- [What is expected] Lines where the string "icon" appears are to be copied from the entries below.

- [Entries shown]
=== Begin Enclosure ===

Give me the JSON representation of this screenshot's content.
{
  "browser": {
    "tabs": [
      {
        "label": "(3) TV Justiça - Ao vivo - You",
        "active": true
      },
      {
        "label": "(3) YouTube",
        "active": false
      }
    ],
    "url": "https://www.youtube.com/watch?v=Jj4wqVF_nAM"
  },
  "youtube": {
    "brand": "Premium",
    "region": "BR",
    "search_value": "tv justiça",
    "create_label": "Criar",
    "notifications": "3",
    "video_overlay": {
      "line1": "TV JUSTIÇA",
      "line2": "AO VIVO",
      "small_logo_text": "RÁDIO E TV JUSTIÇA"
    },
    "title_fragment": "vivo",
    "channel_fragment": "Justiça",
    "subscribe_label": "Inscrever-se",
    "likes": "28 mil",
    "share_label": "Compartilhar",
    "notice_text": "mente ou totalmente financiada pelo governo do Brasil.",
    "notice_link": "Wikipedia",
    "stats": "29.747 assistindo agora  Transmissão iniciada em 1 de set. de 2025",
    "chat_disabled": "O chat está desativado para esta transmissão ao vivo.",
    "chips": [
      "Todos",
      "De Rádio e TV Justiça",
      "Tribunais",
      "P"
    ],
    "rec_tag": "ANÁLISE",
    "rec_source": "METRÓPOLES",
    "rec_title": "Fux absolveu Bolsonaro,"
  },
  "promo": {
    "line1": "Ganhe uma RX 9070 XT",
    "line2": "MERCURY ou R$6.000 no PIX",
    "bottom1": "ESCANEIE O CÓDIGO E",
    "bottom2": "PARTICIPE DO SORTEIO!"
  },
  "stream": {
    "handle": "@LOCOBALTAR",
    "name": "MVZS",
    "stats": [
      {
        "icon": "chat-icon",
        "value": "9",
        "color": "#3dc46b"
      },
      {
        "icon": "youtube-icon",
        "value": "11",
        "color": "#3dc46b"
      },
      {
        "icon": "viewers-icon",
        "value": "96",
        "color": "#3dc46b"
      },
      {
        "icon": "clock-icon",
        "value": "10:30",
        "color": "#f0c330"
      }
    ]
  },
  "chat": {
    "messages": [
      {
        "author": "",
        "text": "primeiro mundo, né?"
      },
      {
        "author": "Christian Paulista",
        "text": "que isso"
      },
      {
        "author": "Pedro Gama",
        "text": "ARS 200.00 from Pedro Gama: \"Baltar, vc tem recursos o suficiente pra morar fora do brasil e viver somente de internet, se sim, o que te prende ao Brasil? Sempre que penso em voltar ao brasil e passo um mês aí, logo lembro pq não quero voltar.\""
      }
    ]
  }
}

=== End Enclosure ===

- [Finished task]
        "icon": "chat-icon",
        "icon": "youtube-icon",
        "icon": "viewers-icon",
        "icon": "clock-icon",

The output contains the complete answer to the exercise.